Recalls: Which Reactions to Past Screw-ups Should Toyota Follow, and Avoid

Businesses make terrible mistakes. It's how they react that can determine whether they thrive—or even survive. Toyota was slow to acknowledge its problems, but ultimately recalled 8 million vehicles and apologized. Whether it ends up back on track like the brands at right or has a bumpier ride like those at left, one thing's for sure: it's not there yet.

PROBLEM: Employees of the military contractor were hit with criminal charges alleging they had killed 17 innocent Iraqi civilians outside Baghdad. Last year, a federal judge threw out the charges, though a civil suit is still pending and Blackwater is banned from operating in Iraq.
RESPONSE: Rebranded to Xe Services in 2009. While the company's new name didn't stick—it's still regularly referred to as "Xe, formerly known as Blackwater"—its old image as rogue mercenaries did.

PROBLEM: A Humane Society investigation turned up gruesome footage of employees prodding sick cows to slaughter, which can introduce disease into the food supply. The company issued the largest beef recall ever, 143 million pounds, much of it destined for public-school cafeterias.
RESPONSE: Westland shut down within months after the recall; the principals are being sued for $150 million.
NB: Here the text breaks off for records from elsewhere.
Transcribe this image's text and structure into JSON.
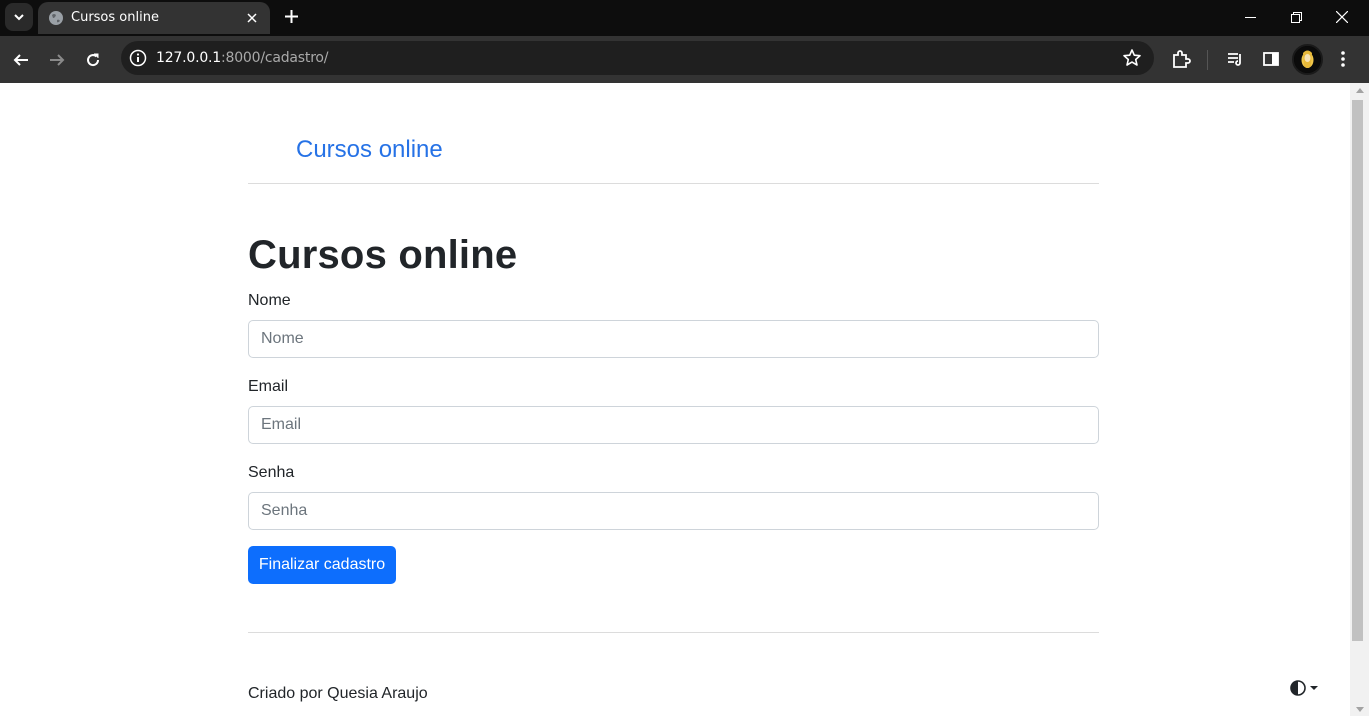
{
  "browser": {
    "tab_title": "Cursos online",
    "url_host": "127.0.0.1",
    "url_rest": ":8000/cadastro/"
  },
  "page": {
    "brand": "Cursos online",
    "title": "Cursos online",
    "form": {
      "nome_label": "Nome",
      "nome_placeholder": "Nome",
      "email_label": "Email",
      "email_placeholder": "Email",
      "senha_label": "Senha",
      "senha_placeholder": "Senha",
      "submit_label": "Finalizar cadastro"
    },
    "footer": "Criado por Quesia Araujo"
  },
  "colors": {
    "link": "#2672e6",
    "primary": "#0d6efd"
  }
}
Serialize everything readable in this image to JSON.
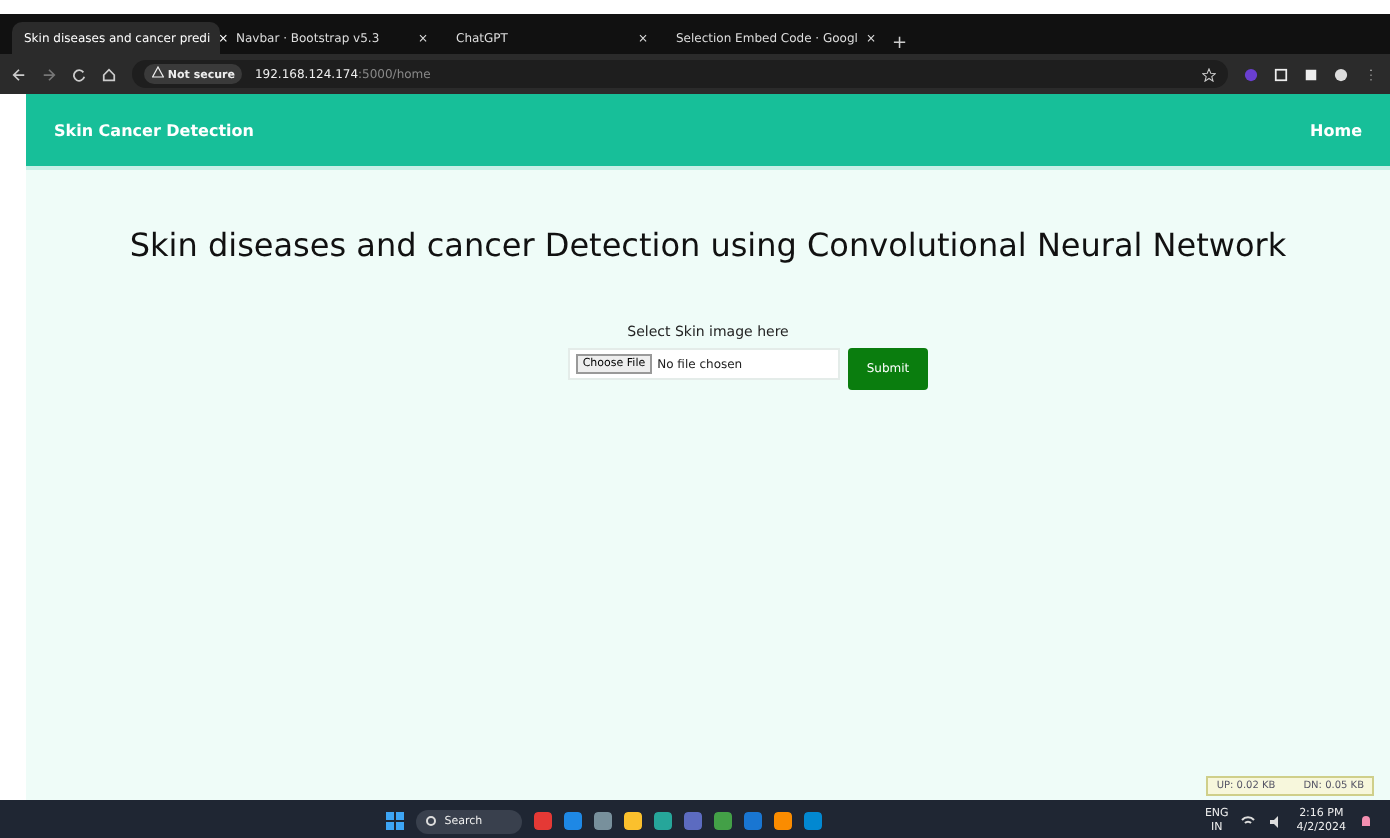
{
  "browser": {
    "tabs": [
      {
        "title": "Skin diseases and cancer predi",
        "selected": true,
        "close": "×"
      },
      {
        "title": "Navbar · Bootstrap v5.3",
        "selected": false,
        "close": "×"
      },
      {
        "title": "ChatGPT",
        "selected": false,
        "close": "×"
      },
      {
        "title": "Selection Embed Code · Googl",
        "selected": false,
        "close": "×"
      }
    ],
    "new_tab": "+",
    "security": "Not secure",
    "url_host": "192.168.124.174",
    "url_path": ":5000/home"
  },
  "navbar": {
    "brand": "Skin Cancer Detection",
    "links": [
      "Home"
    ]
  },
  "main": {
    "title": "Skin diseases and cancer Detection using Convolutional Neural Network",
    "form_label": "Select Skin image here",
    "file_button": "Choose File",
    "file_status": "No file chosen",
    "submit": "Submit"
  },
  "net_meter": {
    "up": "UP: 0.02 KB",
    "down": "DN: 0.05 KB"
  },
  "taskbar": {
    "search": "Search",
    "language": "ENG",
    "region": "IN",
    "time": "2:16 PM",
    "date": "4/2/2024"
  }
}
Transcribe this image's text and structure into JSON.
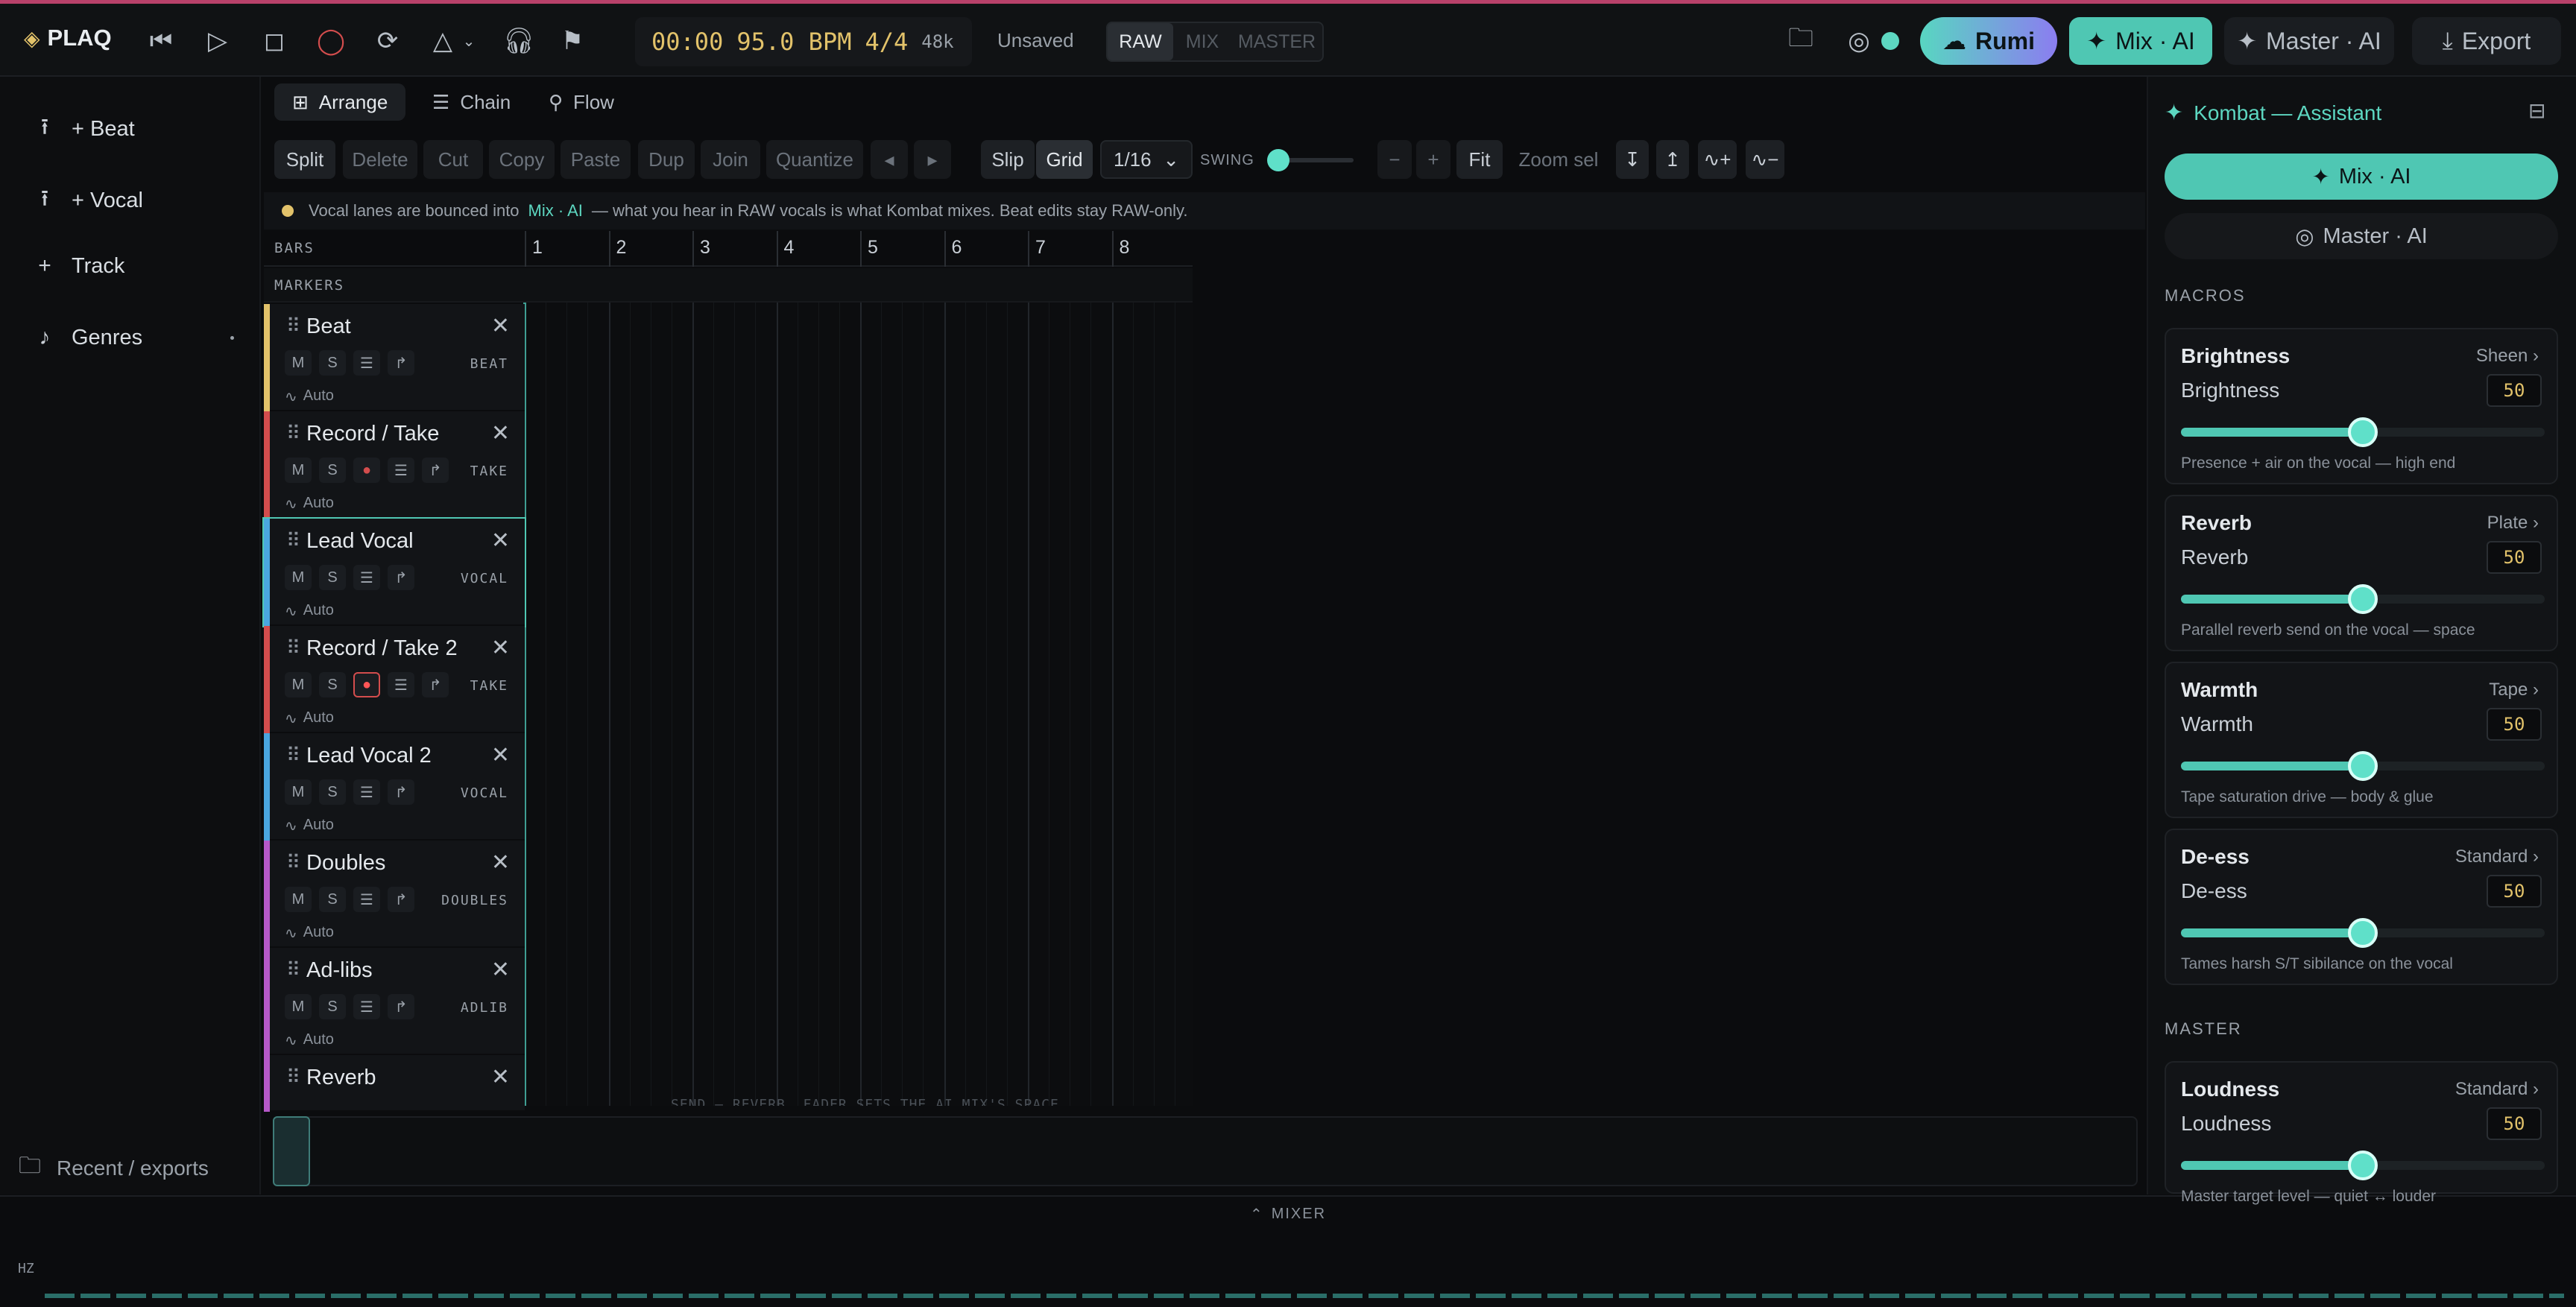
{
  "app": {
    "logo": "PLAQ",
    "logo_glyph": "◈"
  },
  "transport": {
    "time": "00:00",
    "bpm": "95.0 BPM",
    "signature": "4/4",
    "rate": "48k",
    "status": "Unsaved",
    "modes": [
      "RAW",
      "MIX",
      "MASTER"
    ]
  },
  "top_right": {
    "rumi": "Rumi",
    "mix_ai": "Mix · AI",
    "master_ai": "Master · AI",
    "export": "Export"
  },
  "sidebar": {
    "items": [
      {
        "icon": "⭱",
        "label": "+ Beat"
      },
      {
        "icon": "⭱",
        "label": "+ Vocal"
      },
      {
        "icon": "+",
        "label": "Track"
      },
      {
        "icon": "♪",
        "label": "Genres"
      }
    ],
    "footer": "Recent / exports"
  },
  "view_tabs": [
    "Arrange",
    "Chain",
    "Flow"
  ],
  "toolbar": {
    "left": [
      "Split",
      "Delete",
      "Cut",
      "Copy",
      "Paste",
      "Dup",
      "Join",
      "Quantize"
    ],
    "prev": "◂",
    "next": "▸",
    "slip": "Slip",
    "grid": "Grid",
    "division": "1/16",
    "swing": "SWING",
    "swing_level": 0,
    "zoom_minus": "−",
    "zoom_plus": "+",
    "fit": "Fit",
    "zoom_sel": "Zoom sel",
    "extra": [
      "↧",
      "↥",
      "∿+",
      "∿−"
    ]
  },
  "notice": {
    "text_a": "Vocal lanes are bounced into",
    "highlight": "Mix · AI",
    "text_b": "— what you hear in RAW vocals is what Kombat mixes. Beat edits stay RAW-only."
  },
  "ruler": {
    "bars_label": "BARS",
    "markers_label": "MARKERS",
    "bars": [
      "1",
      "2",
      "3",
      "4",
      "5",
      "6",
      "7",
      "8"
    ]
  },
  "tracks": [
    {
      "name": "Beat",
      "tag": "BEAT",
      "color": "#e2c26a",
      "rec": false,
      "recon": false
    },
    {
      "name": "Record / Take",
      "tag": "TAKE",
      "color": "#d34d4d",
      "rec": true,
      "recon": false
    },
    {
      "name": "Lead Vocal",
      "tag": "VOCAL",
      "color": "#4aa6e0",
      "rec": false,
      "recon": false,
      "selected": true
    },
    {
      "name": "Record / Take 2",
      "tag": "TAKE",
      "color": "#d34d4d",
      "rec": true,
      "recon": true
    },
    {
      "name": "Lead Vocal 2",
      "tag": "VOCAL",
      "color": "#4aa6e0",
      "rec": false,
      "recon": false
    },
    {
      "name": "Doubles",
      "tag": "DOUBLES",
      "color": "#b658c8",
      "rec": false,
      "recon": false
    },
    {
      "name": "Ad-libs",
      "tag": "ADLIB",
      "color": "#b658c8",
      "rec": false,
      "recon": false
    },
    {
      "name": "Reverb",
      "tag": "",
      "color": "#b658c8",
      "rec": false,
      "recon": false
    }
  ],
  "track_buttons": {
    "mute": "M",
    "solo": "S",
    "auto": "Auto"
  },
  "reverb_hint": "SEND — REVERB. FADER SETS THE AI MIX'S SPACE",
  "mixer": {
    "label": "MIXER",
    "hz": "HZ"
  },
  "assistant": {
    "title": "Kombat — Assistant",
    "mix_button": "Mix · AI",
    "master_button": "Master · AI",
    "macros_label": "MACROS",
    "master_label": "MASTER",
    "macros": [
      {
        "title": "Brightness",
        "preset": "Sheen",
        "label": "Brightness",
        "value": 50,
        "desc": "Presence + air on the vocal — high end"
      },
      {
        "title": "Reverb",
        "preset": "Plate",
        "label": "Reverb",
        "value": 50,
        "desc": "Parallel reverb send on the vocal — space"
      },
      {
        "title": "Warmth",
        "preset": "Tape",
        "label": "Warmth",
        "value": 50,
        "desc": "Tape saturation drive — body & glue"
      },
      {
        "title": "De-ess",
        "preset": "Standard",
        "label": "De-ess",
        "value": 50,
        "desc": "Tames harsh S/T sibilance on the vocal"
      }
    ],
    "master": {
      "title": "Loudness",
      "preset": "Standard",
      "label": "Loudness",
      "value": 50,
      "desc": "Master target level — quiet ↔ louder"
    }
  },
  "colors": {
    "accent": "#4fc7b3",
    "record": "#d34d4d",
    "time": "#e2c26a"
  }
}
VIOXX, 2004
PROBLEM: Merck's arthritis drug, Vioxx, was found to increase risk of heart attacks and strokes. After studies indicated problems, Merck withdrew the drug. Congress held hearings on sales tactics, calling them misleading.
RESPONSE: More than 47,000 people sued. In 2007, Merck paid $4.8 billion to settle personal-injury claims.

PINTO, 1978
PROBLEM: A design flaw caused gas tanks to explode in rear-end collisions; 27 people died. A memo showed Ford execs had weighed cost of recall ($121 million) against estimated lawsuits ($50 million).
RESPONSE: Under pressure from the National Highway Traffic Safety Administration and Ralph Nader, Ford recalled 1.5 million Pintos in 1978. The brand was scrapped in 1980.

MATTEL, 2007
PROBLEM: Chinese-made toys contained lead paint, as well as powerful magnets that could be swallowed. Mattel recalled more than 20 million playthings, including the Barbie and Sesame Street brands. The Consumer Product Safety Commission fined its Fisher-Price division $2.3 million.
RESPONSE: Mattel severed ties with Chinese supplier, whose CEO later hanged himself. Its response was quick, damage was limited, and the stock is up 10 percent in 2010.

PROBLEM: Tread separation on some lines of tires caused Ford Explorer rollovers and a reported 250 deaths and 3,000 injuries. Firestone and Ford engaged in an ugly feud over who was to blame.
RESPONSE: Firestone recalled all 6.5 million of its tires on the road. All but 200,000 were brought in and replaced for free.

In 2001, Firestone cut ties with Ford; it recaptured market share and returned to profitability in two years.

PROBLEM: E. coli turned up in its unpasteurized juices; reports linked it to rotten apples. One child died, 35 people sued. Odwalla lost $14.5 million and paid a $1.5 million fine to settle criminal charges of distribution of adulterated food.
RESPONSE: Introduced flash pasteurization and donated $250,000 to food-illness research. By '98, profits were at pre-recall levels.

PROBLEM: Seven people in Chicago died from cyanide poisoning, traced to tampered bottles of Extra-Strength Tylenol. Nationwide panic ensued. Market share plungedfrom 35 percent to 8 percent.
RESPONSE: Parent company Johnson & Johnson immediately recalled 31 million bottles worth $100 million. Within two months, it introduced triple-sealed caps. By early '83 it had recaptured 70 percent of lost market share.